● **TASK ITEM**
List each line of the data in which the string "Progressive" appears.

● **DATA TO EXAMINE**
____________

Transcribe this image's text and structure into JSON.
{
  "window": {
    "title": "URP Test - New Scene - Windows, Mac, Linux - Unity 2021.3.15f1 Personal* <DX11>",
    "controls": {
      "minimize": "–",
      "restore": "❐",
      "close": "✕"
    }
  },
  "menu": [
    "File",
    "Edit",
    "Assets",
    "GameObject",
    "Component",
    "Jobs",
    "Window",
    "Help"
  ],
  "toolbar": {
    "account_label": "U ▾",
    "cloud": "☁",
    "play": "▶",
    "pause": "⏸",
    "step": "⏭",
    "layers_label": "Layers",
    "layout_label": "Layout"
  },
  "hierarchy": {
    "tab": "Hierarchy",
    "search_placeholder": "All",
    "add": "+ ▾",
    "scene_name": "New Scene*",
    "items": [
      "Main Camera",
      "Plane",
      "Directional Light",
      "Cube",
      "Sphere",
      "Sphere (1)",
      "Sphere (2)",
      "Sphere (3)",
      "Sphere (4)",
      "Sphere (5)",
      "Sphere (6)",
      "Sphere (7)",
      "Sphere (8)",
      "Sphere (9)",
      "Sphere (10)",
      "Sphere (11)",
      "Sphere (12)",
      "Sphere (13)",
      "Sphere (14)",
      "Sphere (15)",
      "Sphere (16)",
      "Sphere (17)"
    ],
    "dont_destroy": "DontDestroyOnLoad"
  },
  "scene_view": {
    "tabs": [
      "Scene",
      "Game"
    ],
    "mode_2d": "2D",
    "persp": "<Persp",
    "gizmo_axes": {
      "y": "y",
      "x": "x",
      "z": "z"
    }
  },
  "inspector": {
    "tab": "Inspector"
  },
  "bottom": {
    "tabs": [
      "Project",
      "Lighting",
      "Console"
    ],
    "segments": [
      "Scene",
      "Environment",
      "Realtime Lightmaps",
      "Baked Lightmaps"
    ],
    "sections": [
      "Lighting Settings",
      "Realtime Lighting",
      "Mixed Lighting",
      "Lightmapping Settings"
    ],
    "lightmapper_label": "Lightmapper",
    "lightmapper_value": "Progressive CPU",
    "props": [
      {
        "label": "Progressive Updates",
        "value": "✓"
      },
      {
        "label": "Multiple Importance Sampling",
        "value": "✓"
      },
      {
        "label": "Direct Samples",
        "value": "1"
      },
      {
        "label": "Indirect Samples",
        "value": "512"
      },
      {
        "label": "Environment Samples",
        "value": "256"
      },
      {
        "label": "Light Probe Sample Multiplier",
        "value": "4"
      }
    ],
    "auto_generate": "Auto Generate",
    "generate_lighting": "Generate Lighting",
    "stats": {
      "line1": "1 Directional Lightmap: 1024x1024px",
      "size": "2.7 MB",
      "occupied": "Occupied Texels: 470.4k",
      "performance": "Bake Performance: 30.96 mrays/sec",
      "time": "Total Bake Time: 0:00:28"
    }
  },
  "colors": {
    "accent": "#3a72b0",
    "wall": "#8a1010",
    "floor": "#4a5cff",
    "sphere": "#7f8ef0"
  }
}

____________

● **RESPONSE TO THIS EXERCISE**
    "lightmapper_value": "Progressive CPU",
        "label": "Progressive Updates",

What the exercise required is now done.